Increase efforts put towards profitability: Uber has experienced massive growth in its initial form of business operation and in its extension into other industries and operations. Uber, however, has not been profitable for the past years as it has made losses of $3 billion in 2018. Uber has to come up with strategies that ensure that ultimately the company will repay investors with profits.
Expansion of geographies: Uber always faces the opportunity of availing its platform to more international regions. Uber should look into investing in markets in India and Southeast Asia; these markets are small and cash-draining in the short term but can potential generate great returns in the long run. Uber should also decide which international markets it wants to reign over in the long run and then give those markets great amounts of attention and investments while focusing less on those that do not generally possess the potential to bring high returns in the long term.

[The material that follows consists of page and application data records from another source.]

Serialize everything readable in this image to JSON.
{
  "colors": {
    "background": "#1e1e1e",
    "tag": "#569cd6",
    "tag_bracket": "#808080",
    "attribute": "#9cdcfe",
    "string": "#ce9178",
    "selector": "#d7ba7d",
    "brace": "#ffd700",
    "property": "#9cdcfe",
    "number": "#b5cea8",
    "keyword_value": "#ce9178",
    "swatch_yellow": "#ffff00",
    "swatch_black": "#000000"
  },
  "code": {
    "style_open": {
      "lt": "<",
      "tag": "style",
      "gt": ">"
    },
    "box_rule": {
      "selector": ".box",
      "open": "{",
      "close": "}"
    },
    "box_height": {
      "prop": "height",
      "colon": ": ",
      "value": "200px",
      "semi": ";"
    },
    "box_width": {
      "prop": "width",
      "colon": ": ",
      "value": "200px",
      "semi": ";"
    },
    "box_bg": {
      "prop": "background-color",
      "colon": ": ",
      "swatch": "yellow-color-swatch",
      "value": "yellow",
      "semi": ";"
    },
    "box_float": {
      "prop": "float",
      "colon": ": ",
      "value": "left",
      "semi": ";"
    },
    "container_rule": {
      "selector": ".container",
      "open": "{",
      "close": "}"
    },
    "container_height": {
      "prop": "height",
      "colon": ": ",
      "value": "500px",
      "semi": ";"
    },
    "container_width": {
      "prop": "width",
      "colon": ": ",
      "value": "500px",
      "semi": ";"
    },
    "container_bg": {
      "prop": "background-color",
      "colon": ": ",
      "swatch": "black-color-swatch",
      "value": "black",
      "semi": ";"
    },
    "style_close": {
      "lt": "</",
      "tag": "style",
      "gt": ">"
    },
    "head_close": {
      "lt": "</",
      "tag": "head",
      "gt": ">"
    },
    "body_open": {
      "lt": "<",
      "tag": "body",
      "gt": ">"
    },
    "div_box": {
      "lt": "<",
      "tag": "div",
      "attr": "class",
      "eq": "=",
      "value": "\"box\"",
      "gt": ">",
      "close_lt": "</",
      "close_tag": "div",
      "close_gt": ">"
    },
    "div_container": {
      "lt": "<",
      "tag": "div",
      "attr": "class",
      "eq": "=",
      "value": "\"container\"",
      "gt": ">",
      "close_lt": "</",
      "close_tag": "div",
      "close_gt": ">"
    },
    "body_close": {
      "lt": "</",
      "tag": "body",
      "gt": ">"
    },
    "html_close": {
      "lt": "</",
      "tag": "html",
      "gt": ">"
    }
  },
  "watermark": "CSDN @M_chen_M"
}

Diversifying into other profitable services: Uber has in the past made a strategic decision to extend its platform beyond just the personal mobility industry. It was ventured into the food delivery and logistics industries though the creation of Uber Eats and Uber Freight. The company also expanded its offerings under personal mobility which Uber Pool and New Mobility; e-scooters and dockless e-bikes. Uber is an innovative company and is continuously coming with ideas of how it can expand and tap into new industries.
RISK AND RISK MANAGEMENT
Uber has received great amounts of negative publicity and media coverage in the past, particularly in the early years. It continues to be at risk of receiving more negative media coverage as past occurrences that tainted the company’s image may occur again. As the company lists, its reputation now hangs in the perception of the market and cannot afford further scandals.
Uber has incurred significant losses in the past 10 years. The company will now under the scrutiny of the financial markets and will need to show that it can turn the business into a profitable venture. It will need to monitor and assess the gearing levels regularly and ensure that it does not disappoint the markets by not achieving financial guidance.
Uber is making substantial investments in new offerings, developments and technologies including Autonomous Vehicle Technologies, and investments in these spaces are expected to be increased in the future. Uber faces the risk of these products failing in development and failing to commercialize there, and not bringing expected returns. These is no assurance that that consumer demand for these products will exist and be sustained at the anticipated level or that any of the future developments and technologies will gain market acceptance.
There is a huge risk that Uber could experience security or privacy breaches or other unauthorized access to, use of confidential data, employee data platform user data. Any failure to mitigate or prevent and privacy breaches, Uber may face loss of revenue, there could be business disruptions and this could harm their brand.
Finally, Uber’s platform is highly technical and successful operations rely on the performance and reliability of internet, mobile, and other infrastructure that is not under Uber’s control. Disruptions in the internet infrastructure or failure of telecommunication networks could interfere the speed and availability of their platform.
Uber however, has invested significant resources to develop new products to mitigate the impact of potential interruptions to mobile communications systems.